In the study reported in Yu and Luo [2009], all simulations are running on 8-CPU Linux workstations with the 2.2 Ghz Dual Quad-Core AMD Opteron Processor 2354. The model system is compiled using OpenMP for running in parallel. The original GEOS-Chem code has 54 tracers, and it takes 24.23 hours for one year full-chemistry simulations at 4x5 horizontal resolutions and 47 layers (GEOS-5 data). The GEOS-Chem with APM model incorporated has 127 tracers (73 additional tracers: 40 for sulfate, 20 for sea salt, one for H2SO4 gas, 4 tracers for BC/OC from fossil fuel, 4 tracers for BC/OC from biomass/bio-fuel, and 4 for sulfate attached to dust, BC, primary OC, and sea salt particles). With full size-resolved microphysics (nucleation, condensation, coagulation, deposition, and scavenging) and chemistry, it takes the model (127 tracers) 52.35 hours for the same year simulations on the same machine. In other words, the efficient schemes allow the increase in the computing cost per 100% increase in number of tracers (associated with particle size information) to (52.35/24.23-1)/(127/54-1) = 86%. Such a relatively small increase in the computing cost associated with full size-resolved microphysics is desirable and makes the future coupling of APM model with global climate model feasible.

Implementation notes

We have downloaded the recently released version of GEOS-Chem v8-03-01. We are looking into v8-03-01 to get ourselves familiar with the new code structure and designing best strategy to incorporate the APM. Our aim is to get the GEOS-chem + APM to the GEOS-Chem support team sometime in June.

Validation and Application

The first application of GEOS-Chem + APM focuses on predicting the number concentrations of particles in the troposphere. Significant amount of efforts have been devoted to validate the simulated global spatial distributions of particle number abundance, using a large amount of land-, ship-, and aircraft- based measurements. See following publications for details (full citations are given in the in the References section).

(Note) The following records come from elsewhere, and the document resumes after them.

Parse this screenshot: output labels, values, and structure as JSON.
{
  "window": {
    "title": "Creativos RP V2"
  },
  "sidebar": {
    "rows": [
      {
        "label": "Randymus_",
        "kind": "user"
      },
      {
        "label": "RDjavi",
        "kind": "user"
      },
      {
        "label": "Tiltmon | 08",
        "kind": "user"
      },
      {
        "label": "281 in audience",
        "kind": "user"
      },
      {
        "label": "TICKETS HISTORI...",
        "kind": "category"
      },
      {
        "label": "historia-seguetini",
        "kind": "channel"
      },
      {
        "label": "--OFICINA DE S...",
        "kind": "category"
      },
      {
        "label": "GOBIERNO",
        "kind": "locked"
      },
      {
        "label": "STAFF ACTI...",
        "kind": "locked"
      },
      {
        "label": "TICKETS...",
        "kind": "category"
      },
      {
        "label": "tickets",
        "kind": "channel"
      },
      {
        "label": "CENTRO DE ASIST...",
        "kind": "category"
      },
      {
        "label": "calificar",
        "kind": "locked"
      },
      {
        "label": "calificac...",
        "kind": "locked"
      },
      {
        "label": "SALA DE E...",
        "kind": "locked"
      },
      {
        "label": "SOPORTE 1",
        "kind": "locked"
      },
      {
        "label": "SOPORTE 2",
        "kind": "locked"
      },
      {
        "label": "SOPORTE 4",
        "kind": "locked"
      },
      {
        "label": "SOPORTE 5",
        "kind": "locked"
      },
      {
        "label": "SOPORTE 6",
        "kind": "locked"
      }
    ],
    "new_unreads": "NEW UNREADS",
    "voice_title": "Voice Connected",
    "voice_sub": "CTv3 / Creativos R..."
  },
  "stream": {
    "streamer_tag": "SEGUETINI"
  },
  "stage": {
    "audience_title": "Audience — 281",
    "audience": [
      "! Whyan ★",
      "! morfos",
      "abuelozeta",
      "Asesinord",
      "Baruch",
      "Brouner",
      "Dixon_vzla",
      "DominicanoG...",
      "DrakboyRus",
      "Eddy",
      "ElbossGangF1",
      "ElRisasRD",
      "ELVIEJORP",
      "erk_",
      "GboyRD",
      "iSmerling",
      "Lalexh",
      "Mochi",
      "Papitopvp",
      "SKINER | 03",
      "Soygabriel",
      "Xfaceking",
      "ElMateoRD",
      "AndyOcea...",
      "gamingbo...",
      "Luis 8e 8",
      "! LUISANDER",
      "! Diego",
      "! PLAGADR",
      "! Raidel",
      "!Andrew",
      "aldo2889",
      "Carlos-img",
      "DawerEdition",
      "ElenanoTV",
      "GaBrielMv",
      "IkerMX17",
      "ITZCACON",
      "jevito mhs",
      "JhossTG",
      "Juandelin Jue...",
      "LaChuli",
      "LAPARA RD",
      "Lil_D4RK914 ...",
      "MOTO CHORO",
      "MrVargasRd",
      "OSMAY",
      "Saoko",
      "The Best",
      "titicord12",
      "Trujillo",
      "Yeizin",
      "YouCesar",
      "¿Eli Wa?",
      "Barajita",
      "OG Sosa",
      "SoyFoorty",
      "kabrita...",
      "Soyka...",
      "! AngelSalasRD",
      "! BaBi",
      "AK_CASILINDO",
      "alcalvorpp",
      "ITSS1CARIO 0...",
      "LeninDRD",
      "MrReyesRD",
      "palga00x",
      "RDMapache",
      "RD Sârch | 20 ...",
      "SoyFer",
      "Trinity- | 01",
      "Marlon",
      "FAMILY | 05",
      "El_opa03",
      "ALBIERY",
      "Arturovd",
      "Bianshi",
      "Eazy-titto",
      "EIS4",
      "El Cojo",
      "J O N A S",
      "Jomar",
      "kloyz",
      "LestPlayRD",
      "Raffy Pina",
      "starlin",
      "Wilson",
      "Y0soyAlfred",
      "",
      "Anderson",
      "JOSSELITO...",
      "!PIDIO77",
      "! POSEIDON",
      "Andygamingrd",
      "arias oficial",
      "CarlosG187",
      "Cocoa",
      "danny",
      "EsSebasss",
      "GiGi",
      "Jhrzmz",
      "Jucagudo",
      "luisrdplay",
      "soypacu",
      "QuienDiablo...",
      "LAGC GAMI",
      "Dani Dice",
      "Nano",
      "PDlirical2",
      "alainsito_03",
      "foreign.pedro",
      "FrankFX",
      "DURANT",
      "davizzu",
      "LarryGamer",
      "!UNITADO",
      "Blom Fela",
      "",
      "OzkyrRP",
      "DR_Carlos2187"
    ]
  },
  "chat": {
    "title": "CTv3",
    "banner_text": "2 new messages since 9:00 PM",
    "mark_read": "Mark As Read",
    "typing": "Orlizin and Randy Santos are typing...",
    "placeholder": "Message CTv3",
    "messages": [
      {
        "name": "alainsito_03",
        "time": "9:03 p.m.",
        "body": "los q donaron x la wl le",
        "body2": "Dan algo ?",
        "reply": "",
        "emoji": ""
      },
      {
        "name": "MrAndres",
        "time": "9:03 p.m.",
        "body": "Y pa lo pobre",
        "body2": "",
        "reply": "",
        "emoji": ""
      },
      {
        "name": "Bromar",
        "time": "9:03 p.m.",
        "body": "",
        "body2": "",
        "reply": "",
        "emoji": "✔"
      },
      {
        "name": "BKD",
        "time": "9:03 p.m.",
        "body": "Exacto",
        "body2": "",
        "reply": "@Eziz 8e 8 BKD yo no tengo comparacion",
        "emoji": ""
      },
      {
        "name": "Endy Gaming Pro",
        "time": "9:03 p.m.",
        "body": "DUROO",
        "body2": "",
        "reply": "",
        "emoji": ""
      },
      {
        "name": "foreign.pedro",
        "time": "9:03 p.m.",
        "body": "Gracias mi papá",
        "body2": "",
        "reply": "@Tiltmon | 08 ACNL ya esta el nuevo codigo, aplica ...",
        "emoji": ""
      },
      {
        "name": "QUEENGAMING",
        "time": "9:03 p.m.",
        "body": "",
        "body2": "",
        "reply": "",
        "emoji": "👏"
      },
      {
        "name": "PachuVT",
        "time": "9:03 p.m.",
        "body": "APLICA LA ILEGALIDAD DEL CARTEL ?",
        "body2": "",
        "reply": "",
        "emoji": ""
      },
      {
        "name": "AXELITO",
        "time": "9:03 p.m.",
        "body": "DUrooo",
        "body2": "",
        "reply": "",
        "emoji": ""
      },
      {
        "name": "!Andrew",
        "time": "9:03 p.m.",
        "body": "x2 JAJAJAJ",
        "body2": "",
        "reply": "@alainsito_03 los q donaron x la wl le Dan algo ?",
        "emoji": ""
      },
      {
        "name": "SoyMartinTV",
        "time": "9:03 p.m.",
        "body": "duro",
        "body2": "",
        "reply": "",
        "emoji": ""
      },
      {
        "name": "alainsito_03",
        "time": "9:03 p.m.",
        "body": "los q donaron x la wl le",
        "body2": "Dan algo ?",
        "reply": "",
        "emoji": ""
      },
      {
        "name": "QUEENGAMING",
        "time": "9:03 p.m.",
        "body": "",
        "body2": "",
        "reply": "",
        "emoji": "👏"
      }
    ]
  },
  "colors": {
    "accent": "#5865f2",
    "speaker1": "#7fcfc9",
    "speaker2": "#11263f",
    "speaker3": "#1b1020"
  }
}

  1. Yu and Luo, ACP [2009]
  2. Yu et. al., JGR in press [2010]

The model has been applied in an number of other studies and results have been reported in the following papers:

  1. Luo and Yu, JGR submitted [2010]
  2. Luo and Yu, ACP [2010]


  1. Luo, G., and F. Yu, Particle formation and cloud condensation nuclei concentrations in the troposphere: A re-analysis of the impact of primary sulfate emission parameterizations, J. Geophys. Res., submitted, 2010.
  2. Luo, G., and F. Yu, A numerical evaluation of global oceanic emissions of alpha-pinene and isoprene, Atmos. Chem. Phys., 10, 2007-2015, 2010. PDF
  3. Yu, F., and G. Luo, Simulation of particle size distribution with a global aerosol model: Contribution of nucleation to aerosol and CCN number concentrations, Atmos. Chem. Phys., 9, 7691-7710, 2009. PDF
  4. Yu, F., G. Luo, T. Bates, B. Anderson, A. Clarke, V. Kapustin, R. Yantosca, Y. Wang, S. Wu, Spatial distributions of particle number concentrations in the global troposphere: Simulations, observations, and implications for nucleation mechanisms, J. Geophys. Res., in press, 2010. PDF

Known issues

None at this time.